Let's get back to the Fantasy Five, something I've ignored in my ardor over the Malazan Book of the Fallen.
Heroes of Might and Magic series of video games. Used in both Three and Four, here he is reimagined. Of course, Kate Novak's Moander looks nothing like this undead piece of work, but the developers paid homage in many respects to both D&D, DragonLance, and Forgotten Realms. In terms of character cliche's there are relatively few. The character of the halfling thief was fairly trite, but she's a non-essential character (though her actions are important).
The scope of Azure Bonds provides a narrowness of focus that gives ample detail about the Forgotten Realms, while not being needlessly compartmentalized as Darkwalker was. The action starts in the town of Suzail in the nation of Cormyr. One thing that the Realms reminds us is that the writ of law is only as strong as the nation that rules. And the Realms are relatively small fiefdoms, with various small time Kings. There isn't the sense of international politics that there is in Jordan's or Martin's epics. There are some political upheavals, but so far, things are pretty local. Sometimes I like that. It takes an awful lot of memory and concentration to understand the politics of dozens of fictional nations. I know that Tear sold grain to Illian and Cairhien despite a trade embargo on the one, and civil war on the other. That's pretty messed up. I know about as much or more about those three nations as I do Iran, Iraq and Syria. One thing that bothered me though, was the interplanar warfare that occurs later in the book. The concept of planes is very neat, and it is central to Ed Greenwoods original concept of what the Realms were--but in this case, it seems like too much of a convenience for a writer to engineer an exciting ending. I like that the Realms are fairly grounded. The magic has limits, and even though there is a much more diverse panoply of creatures to choose from, they are all bounded by the rules of a game, making them less. Boundaries are important in fantasy, you have to adhere to the rules you set.

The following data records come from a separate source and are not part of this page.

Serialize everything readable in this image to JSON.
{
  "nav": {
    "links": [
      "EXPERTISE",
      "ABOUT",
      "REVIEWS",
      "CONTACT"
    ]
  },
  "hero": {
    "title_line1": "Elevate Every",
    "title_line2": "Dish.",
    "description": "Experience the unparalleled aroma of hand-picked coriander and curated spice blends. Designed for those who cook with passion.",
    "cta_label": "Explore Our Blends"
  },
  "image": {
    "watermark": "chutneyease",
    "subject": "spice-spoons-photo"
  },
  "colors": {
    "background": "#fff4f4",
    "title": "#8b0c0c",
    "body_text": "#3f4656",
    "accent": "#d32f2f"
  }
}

I've covered this in some part. Spells take time to cast, they use a variety of scrolls and components, they need to be memorized before each use, etc. etc. The magic is covered by the Dungeons & Dragon's cliches, however, it still comes across as a novel, not the mechanical manifestation of spell casting in video games and in the old paper and pencil method. But...there are times when the magic wielded does seem to completely bypass the rules altogether. Given that Novak and Grubbs were writing when fantasy fiction was in its adolescence, this rookie mistake can be glossed over. It's a genuinely entertaining story.

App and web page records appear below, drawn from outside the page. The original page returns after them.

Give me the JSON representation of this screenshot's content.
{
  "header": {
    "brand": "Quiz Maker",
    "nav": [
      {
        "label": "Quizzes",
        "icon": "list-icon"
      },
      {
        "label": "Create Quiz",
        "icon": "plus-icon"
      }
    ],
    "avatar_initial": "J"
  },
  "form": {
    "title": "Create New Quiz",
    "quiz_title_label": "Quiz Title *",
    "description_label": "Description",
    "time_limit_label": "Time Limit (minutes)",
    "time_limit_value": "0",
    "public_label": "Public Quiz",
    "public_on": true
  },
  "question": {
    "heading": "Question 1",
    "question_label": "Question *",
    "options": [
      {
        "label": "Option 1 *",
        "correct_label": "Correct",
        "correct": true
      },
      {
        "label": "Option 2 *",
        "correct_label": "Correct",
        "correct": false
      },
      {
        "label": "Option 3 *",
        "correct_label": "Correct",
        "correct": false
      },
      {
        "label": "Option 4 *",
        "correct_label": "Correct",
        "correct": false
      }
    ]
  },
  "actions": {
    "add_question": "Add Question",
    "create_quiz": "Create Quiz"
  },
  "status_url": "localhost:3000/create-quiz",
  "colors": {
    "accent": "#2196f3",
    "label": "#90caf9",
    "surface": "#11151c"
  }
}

That Azure Bonds qualifies as fantasy fiction is unmistakable. The themes are all there, companions, loyalty, friendship. Likewise, the evil triumvirate, greed, pursuit of immortality, and the pursuit of power, plagues the supervillains in this novel. One theme however, permeates the Realms in a way that other mega epics fail. The stories of the realms, Azure included, reinvigorate the notion of the quest. In all the big serialized fantasy worlds, there are a small set of characters who pursue a goal for thousands of pages. The goals change, but they're all in pursuit of a larger purpose. The Realms, unlike the world of DragonLance, a war torn world with heroes and an evil goddess, were designed to be episodic, referential without commanding a single story line. This is a concept that has been lost by modern fantasy. And it's sad. Because the quest doesn't always have to be epic, it can sometimes be as hard as a paralyzed man learning to wiggle his toes, or a pair of skinny kids freeing their sister from a den of Orcs.
Overall, I encourage readers to dust off this 1988 special.